THE TASK ▸ The word "color" may appear in lines of the data; say how many such lines there are, with nothing beyond the number.

PROVIDED INFORMATION ▸
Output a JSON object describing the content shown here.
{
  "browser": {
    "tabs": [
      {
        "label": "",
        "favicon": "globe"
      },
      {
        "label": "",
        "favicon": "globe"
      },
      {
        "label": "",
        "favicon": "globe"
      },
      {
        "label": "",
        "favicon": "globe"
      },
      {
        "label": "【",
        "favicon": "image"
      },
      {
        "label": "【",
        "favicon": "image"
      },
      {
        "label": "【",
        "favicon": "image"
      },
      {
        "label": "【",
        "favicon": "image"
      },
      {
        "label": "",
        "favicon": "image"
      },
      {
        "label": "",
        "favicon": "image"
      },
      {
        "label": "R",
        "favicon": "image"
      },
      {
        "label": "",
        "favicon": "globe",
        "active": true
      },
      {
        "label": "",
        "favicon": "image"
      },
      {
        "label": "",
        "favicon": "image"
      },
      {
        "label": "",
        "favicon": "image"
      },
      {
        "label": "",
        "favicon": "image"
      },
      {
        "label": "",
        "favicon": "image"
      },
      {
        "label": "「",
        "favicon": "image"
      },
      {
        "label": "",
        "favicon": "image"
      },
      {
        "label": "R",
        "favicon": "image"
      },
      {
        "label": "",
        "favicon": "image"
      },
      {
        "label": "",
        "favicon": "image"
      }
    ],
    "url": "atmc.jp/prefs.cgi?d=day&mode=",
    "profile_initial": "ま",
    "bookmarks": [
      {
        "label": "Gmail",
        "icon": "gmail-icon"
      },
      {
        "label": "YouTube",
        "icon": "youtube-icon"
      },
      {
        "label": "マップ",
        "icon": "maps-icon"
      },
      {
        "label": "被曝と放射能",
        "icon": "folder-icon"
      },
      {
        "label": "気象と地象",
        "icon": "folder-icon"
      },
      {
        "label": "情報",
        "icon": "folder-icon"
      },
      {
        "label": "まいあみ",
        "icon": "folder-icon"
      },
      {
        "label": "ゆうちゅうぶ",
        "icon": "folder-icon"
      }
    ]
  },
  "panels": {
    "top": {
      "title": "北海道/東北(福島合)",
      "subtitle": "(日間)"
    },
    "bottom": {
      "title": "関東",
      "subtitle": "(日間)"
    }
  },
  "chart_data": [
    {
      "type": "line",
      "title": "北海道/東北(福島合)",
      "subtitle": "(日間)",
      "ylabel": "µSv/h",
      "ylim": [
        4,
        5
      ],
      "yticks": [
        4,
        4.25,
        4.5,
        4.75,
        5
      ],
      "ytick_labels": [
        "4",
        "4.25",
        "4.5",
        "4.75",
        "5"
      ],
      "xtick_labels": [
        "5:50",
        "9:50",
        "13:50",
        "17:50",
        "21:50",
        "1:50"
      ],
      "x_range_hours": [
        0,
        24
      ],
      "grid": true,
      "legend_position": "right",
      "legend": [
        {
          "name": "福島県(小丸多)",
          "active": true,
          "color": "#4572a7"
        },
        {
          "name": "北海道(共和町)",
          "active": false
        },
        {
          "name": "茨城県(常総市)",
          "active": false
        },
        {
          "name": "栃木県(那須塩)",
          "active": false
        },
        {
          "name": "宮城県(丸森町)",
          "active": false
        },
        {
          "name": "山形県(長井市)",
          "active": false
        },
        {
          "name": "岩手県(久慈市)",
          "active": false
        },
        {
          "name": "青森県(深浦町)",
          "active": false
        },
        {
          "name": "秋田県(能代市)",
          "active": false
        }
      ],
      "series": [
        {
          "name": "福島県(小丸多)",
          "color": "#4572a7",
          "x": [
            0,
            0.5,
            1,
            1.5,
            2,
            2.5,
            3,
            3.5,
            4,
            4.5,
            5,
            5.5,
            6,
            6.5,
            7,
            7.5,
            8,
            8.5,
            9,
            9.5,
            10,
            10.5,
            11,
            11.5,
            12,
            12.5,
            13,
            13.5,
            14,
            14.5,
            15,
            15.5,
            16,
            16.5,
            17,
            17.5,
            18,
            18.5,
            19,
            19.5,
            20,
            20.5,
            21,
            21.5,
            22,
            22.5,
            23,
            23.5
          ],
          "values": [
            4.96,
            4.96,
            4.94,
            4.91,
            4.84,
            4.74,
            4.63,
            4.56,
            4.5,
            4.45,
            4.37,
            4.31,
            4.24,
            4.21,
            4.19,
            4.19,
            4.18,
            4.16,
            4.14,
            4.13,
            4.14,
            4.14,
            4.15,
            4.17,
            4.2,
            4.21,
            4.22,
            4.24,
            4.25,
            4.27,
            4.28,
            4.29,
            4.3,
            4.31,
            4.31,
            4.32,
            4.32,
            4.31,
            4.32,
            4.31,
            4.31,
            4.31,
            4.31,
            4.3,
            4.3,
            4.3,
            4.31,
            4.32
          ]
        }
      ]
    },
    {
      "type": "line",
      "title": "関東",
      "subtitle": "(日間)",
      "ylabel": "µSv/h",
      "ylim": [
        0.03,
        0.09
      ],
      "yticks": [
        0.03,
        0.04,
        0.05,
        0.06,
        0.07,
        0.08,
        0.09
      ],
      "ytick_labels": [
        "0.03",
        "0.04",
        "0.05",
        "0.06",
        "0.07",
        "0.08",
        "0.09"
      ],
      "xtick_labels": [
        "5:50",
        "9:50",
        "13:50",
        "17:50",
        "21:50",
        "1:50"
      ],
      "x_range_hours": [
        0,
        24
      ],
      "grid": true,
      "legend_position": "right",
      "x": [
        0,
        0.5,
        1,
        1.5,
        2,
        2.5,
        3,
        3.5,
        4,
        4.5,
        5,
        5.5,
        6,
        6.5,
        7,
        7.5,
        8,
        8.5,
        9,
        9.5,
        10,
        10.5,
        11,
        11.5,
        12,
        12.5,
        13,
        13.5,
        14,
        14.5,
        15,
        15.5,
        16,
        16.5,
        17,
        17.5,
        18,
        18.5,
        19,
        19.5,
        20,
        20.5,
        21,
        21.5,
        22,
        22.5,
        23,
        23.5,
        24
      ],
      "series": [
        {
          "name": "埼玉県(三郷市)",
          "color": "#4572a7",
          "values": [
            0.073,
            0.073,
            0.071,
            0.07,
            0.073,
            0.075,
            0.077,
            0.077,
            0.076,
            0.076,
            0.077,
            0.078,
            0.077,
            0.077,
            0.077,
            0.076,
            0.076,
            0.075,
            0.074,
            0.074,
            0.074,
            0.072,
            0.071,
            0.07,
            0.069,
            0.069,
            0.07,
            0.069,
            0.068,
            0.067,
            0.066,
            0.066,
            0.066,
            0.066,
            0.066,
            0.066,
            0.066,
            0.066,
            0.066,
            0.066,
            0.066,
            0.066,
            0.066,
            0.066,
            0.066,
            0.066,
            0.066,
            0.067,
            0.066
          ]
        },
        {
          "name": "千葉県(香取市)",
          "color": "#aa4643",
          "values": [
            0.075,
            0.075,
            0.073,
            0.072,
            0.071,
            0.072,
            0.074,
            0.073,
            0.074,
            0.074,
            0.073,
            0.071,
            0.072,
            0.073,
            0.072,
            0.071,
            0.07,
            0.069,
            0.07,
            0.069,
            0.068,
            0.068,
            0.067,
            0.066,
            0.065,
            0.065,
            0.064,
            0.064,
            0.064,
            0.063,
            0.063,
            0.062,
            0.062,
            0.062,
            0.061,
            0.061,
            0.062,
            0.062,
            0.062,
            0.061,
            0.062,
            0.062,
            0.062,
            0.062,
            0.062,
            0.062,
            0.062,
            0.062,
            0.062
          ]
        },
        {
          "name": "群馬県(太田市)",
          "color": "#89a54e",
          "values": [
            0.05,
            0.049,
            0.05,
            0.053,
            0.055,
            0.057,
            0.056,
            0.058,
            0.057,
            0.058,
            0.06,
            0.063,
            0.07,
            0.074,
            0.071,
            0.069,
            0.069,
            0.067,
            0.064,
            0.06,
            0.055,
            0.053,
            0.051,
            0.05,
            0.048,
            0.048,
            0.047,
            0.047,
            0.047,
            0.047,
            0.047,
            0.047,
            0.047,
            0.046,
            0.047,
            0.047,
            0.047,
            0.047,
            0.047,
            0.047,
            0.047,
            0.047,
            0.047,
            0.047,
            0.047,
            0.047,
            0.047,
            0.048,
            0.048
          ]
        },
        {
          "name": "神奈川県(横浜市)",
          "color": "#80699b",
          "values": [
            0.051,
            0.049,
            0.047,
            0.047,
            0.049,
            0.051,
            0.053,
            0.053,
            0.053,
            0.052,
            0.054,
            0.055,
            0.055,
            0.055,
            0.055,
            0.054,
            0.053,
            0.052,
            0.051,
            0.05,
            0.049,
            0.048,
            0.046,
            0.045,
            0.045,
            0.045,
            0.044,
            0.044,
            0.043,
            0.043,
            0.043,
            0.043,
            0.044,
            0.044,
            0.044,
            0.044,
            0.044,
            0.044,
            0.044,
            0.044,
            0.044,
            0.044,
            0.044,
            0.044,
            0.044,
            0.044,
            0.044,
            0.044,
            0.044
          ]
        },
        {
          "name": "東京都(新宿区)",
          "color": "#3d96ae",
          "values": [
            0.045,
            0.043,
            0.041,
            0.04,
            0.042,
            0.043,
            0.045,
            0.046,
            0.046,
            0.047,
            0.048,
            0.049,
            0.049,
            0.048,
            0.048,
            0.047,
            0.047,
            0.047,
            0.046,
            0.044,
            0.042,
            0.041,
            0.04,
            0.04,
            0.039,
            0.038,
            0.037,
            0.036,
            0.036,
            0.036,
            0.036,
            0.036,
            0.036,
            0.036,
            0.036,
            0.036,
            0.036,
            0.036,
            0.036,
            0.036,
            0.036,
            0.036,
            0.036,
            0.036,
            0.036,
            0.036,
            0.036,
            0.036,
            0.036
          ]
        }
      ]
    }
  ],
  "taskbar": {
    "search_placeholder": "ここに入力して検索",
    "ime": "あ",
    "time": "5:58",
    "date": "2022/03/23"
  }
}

ANSWER TO THE EXERCISE ▸ 7